Talbert Black, a Citizen Reporter for The Nerve who lives in Lexington, recently posed questions to state Rep. Garry Smith, R-Greenville, the sponsor of S.C. House bill that would allow property to be seized by the government and given to someone else to repair or demolish, at the expense of the original owner.
While neither Smith’s bill, H. 4628, nor a companion bill in the Senate, S. 1117, appear likely to make it into law this session, both have generated strong feelings among grassroots activists in the state.
Black, who has a particular interest in personal freedom and property rights issues, conversed with Smith by email regarding the House bill.
The following is from their correspondence:
Black: I can understand the desire to address a problem with abandoned and dilapidated buildings; however, the unintended consequences of this bill are great. It encourages property taking with no risk, charging the original owner for improvements to his stolen property, plus 10 percent.
Smith: That is not true. It provides a free market alternative to the only method now available which is condemnation and demolishing property.
Black: Please explain to me how it is a free market solution. Here is what I see as a free market: Someone sees an opportunity to make a profit that outweighs the risk of loss and buys the property from its rightful owner at a price both the owner and buyer freely agree upon. The new owner then assumes all risk of loss or benefit of profit based on his skill (or lack thereof) in making improvements that a future buyer is willing to pay for. That is a free market solution.

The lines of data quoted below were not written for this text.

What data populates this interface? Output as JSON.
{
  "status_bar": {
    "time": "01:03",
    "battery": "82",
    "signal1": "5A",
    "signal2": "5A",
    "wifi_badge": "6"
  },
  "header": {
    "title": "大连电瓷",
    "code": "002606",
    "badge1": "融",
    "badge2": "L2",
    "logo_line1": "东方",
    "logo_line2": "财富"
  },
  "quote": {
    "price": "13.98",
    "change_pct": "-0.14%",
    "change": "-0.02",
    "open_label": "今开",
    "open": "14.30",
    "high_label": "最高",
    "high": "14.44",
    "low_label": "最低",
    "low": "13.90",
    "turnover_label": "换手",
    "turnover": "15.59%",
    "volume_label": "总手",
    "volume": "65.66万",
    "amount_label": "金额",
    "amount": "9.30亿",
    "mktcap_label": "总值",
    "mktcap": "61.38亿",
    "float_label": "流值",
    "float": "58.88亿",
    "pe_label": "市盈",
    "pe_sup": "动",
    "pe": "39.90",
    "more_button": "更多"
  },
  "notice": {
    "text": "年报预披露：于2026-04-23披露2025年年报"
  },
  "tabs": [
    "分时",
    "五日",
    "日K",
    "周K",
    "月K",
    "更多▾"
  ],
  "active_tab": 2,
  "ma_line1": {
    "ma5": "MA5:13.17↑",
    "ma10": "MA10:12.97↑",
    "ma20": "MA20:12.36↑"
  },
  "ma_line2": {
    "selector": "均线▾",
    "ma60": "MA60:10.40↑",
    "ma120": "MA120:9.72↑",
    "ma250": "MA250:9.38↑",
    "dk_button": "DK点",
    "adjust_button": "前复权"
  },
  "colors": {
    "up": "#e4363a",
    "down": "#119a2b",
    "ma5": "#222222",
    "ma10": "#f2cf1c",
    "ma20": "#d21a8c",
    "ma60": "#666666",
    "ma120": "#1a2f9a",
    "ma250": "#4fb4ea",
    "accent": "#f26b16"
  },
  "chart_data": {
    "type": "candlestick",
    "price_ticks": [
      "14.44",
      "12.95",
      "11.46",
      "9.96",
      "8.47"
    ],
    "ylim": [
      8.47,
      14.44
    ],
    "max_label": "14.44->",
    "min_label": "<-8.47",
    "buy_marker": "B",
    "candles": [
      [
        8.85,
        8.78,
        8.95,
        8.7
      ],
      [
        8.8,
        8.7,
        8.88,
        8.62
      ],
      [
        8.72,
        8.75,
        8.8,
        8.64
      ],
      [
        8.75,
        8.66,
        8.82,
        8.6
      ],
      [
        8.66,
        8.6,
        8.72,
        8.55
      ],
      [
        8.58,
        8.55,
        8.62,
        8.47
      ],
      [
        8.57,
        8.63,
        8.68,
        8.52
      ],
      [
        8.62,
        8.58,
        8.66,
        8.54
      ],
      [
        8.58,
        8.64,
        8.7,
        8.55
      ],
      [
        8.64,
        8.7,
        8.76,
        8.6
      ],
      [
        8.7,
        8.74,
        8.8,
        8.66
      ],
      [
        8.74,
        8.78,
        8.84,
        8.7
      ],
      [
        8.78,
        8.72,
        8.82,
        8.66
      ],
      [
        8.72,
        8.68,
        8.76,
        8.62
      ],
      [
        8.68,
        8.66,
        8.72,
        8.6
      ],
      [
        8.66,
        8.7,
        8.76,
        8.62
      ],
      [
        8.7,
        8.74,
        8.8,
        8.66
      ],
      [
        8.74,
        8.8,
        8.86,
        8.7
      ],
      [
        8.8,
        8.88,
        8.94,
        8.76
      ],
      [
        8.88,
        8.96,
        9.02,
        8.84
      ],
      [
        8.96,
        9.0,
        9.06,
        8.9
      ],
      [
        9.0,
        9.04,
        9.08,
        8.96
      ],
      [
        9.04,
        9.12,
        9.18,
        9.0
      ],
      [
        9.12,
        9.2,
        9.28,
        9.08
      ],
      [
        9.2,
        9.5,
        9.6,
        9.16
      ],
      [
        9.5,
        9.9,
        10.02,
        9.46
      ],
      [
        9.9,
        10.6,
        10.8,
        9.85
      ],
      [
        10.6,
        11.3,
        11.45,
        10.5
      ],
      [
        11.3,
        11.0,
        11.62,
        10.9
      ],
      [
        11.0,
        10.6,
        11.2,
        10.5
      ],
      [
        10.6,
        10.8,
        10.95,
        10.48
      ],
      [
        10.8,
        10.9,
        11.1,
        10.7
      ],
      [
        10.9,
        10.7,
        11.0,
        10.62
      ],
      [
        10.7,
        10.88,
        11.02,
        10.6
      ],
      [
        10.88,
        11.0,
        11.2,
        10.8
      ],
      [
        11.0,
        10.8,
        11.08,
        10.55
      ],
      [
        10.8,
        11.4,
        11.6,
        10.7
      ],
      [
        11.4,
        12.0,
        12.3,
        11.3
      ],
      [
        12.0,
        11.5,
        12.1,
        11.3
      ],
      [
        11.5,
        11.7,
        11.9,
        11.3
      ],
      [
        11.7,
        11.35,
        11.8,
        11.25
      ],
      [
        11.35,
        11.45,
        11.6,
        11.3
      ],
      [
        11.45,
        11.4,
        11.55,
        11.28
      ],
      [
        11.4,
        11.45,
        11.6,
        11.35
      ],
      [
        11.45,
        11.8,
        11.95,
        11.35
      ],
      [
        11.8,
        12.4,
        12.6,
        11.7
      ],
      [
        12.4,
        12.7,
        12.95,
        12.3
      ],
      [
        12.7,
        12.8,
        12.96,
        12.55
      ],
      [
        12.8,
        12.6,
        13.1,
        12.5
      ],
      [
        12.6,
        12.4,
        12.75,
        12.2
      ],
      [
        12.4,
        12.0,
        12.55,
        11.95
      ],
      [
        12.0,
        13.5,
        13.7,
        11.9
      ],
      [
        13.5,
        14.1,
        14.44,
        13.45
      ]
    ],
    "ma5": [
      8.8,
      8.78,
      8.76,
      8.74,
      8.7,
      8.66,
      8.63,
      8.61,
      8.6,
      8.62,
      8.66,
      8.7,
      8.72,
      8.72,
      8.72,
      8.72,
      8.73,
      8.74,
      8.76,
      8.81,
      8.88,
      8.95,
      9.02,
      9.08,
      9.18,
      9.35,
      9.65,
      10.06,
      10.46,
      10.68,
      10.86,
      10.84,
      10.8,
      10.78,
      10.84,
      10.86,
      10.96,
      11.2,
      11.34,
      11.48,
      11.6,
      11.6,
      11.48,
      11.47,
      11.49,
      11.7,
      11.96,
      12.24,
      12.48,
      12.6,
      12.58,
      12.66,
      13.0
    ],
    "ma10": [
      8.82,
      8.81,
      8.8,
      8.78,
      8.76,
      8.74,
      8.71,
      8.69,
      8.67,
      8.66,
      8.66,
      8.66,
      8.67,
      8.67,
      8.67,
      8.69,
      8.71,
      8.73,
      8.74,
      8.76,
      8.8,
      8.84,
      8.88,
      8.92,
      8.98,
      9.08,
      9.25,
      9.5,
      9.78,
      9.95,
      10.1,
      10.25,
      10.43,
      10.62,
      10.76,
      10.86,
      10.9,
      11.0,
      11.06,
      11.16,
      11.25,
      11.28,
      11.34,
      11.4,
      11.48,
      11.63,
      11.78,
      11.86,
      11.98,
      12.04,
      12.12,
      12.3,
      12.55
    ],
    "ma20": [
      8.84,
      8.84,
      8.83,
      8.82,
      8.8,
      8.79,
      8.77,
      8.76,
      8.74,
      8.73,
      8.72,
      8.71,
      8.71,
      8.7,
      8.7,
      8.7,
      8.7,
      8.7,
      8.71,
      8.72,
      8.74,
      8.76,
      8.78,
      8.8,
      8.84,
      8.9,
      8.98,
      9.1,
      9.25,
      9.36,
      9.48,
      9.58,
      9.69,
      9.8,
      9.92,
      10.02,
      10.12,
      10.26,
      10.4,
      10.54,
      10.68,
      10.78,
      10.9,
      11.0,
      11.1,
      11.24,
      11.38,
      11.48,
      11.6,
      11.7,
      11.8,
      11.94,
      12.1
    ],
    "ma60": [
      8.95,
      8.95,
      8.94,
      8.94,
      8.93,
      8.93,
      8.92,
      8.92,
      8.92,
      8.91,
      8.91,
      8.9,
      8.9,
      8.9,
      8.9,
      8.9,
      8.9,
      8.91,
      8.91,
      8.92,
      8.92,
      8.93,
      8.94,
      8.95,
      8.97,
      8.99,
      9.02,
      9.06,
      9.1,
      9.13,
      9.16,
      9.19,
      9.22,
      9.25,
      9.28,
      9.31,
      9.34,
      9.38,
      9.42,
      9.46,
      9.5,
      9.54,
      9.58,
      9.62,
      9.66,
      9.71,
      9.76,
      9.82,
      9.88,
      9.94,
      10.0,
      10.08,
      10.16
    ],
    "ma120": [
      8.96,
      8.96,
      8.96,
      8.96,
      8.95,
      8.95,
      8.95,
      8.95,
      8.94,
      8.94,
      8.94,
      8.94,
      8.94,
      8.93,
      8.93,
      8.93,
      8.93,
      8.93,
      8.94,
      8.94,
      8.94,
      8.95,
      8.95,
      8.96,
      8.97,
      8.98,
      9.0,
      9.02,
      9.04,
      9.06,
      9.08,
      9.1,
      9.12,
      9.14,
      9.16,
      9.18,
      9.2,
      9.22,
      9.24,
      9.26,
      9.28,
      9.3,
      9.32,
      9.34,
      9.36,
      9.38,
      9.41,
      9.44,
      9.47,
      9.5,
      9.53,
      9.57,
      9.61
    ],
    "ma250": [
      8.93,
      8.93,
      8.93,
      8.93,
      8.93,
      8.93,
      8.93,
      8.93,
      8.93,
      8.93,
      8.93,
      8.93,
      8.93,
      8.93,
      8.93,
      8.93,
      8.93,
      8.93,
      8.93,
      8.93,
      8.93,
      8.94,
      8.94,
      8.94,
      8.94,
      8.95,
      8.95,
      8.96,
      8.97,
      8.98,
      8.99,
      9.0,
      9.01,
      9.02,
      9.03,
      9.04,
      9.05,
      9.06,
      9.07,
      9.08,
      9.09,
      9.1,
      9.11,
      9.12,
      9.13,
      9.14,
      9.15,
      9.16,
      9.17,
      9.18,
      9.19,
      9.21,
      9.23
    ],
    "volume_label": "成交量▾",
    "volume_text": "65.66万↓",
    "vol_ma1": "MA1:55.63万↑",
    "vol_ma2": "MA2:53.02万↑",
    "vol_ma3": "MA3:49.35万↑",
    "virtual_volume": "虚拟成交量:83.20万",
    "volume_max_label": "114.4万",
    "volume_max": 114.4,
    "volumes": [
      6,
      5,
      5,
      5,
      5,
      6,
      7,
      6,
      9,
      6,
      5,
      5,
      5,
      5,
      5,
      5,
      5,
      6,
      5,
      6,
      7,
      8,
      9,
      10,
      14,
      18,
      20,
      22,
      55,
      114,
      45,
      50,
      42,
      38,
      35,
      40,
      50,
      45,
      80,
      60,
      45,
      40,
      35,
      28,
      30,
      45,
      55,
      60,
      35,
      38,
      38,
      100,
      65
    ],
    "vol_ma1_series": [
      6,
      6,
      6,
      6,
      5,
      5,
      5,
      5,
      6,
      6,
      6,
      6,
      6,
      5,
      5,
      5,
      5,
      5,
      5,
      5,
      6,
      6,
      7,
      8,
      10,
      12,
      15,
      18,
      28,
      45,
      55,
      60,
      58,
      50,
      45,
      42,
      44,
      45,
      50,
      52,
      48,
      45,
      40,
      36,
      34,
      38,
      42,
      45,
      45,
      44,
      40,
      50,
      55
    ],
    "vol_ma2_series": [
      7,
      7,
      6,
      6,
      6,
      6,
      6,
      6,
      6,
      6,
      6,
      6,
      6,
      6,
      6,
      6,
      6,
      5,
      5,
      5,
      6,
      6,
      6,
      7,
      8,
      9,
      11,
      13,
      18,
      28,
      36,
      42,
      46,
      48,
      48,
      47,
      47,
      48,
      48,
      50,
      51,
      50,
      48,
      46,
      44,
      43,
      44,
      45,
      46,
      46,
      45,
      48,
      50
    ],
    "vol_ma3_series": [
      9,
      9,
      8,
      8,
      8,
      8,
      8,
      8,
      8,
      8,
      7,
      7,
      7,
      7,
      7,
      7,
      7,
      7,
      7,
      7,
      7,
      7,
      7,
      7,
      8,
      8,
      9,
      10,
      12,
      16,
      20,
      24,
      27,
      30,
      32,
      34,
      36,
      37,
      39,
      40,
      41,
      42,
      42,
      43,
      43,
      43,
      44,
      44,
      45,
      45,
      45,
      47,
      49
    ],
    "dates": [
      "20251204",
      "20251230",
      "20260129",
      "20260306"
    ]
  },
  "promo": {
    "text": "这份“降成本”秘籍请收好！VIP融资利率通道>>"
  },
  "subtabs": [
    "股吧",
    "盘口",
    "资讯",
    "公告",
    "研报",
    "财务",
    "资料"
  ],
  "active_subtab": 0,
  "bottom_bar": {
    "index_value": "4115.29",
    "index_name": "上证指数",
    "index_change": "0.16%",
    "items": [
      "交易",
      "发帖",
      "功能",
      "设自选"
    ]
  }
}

This bill sets up a system that is anything but a free market solution. The receiver has absolutely no risk whatsoever; the court takes the property by force. There is no mutually agreed upon selling price between the original owner and the receiver. The court gives it to the control of a receiver, who then charges the owner the difference between what he can make on his receivership and his cost, plus 10 percent. The receiver is guaranteed 10 percent profit over cost. What is his risk? How is that free market? There is no incentive to control cost. In fact, the incentive is to spend as much as possible in order to maximize profit, which is 10 percent of cost. It also extinguishes any prior liens on the property after the legal theft takes place. So what about the poor lien holder? The guy with the original note gets the shaft, too. That is nothing like any free market I want to be a part of.
Smith: Talbert, under the law presently the property is forcibly taken and demolished. What is left is often less valuable than when the process started. What I am trying to do is exactly what was done in Texas and has been copied by others since: offer an alternative that uses free market principals instead of the present heavy hand. As a result of a hearing on the bill we are drafting amendments to protect lien holders, and looking at ways to assist the owner further. I disagree that the receiver does not have any risk. The receiver risks that the value of the property afterwards does not reach the level of their expense or that someone is not willing to purchase it for a profitable price.
Black: When all is said and done, the receiver bills the original owner for the difference between what he makes and his cost, plus 10 percent profit. The original owner is liable for the receiver’s profit. I hope you will remove government impediments to the free market. This bill is one. I agree that the current situation that you describe of the property being forcibly taken and demolished is bad. Under what guise is the property taken? What makes this theft legal?
Unless the property is being taken by a lien holder, then that needs to be changed. But not changed to be something equally bad or worse. If the poor property owner can’t afford to “fix up” the property on his own, he surely shouldn’t be forced to pay the thief who took it for the thief’s cost plus 10 percent. How is that better than just having the property stolen and demolished? Legal or not, having your property taken against your will, unless it is according to the terms of a contract that the owner willingly signed (as in a mortgage), then it is thievery. Legal plunder is still plunder, as Bastiat wrote back in 1850 in The Law.
Smith: I am trying to correct what I think is a bad situation at this time. This solution may not be the answer, but if we do not ever attempt to put something forward we will never get to the right answer. The owner paying is an option at the end. There are a lot of opportunities and steps from beginning to that end. In the beginning a city or county must have provided numerous notices of a public hazard. If these have failed to correct the hazard they must be able to convince a court that there is a problem that constitutes a major or imminent public hazard. In an example I used that I was familiar with from my experience in the early ‘80s it had to do with an abandoned hotel near downtown Aiken. In this situation the hotel had an elevator shaft with a large motor being held up by a rotting board, among other such hazards. Kids and others were routinely trespassing. The owners (multiple heirs mostly out of state) had not been able to find buyers and none had enough controlling interest to act.
If the courts felt the situation warranted intervening they then could appoint a receiver, if one is available and willing. If this happens it would keep the property in private hands. At the end the receiver accounts for the renovation to the court. Property owners and lien holders have the opportunity to take over and the cost may be expenses plus up to 10 percent.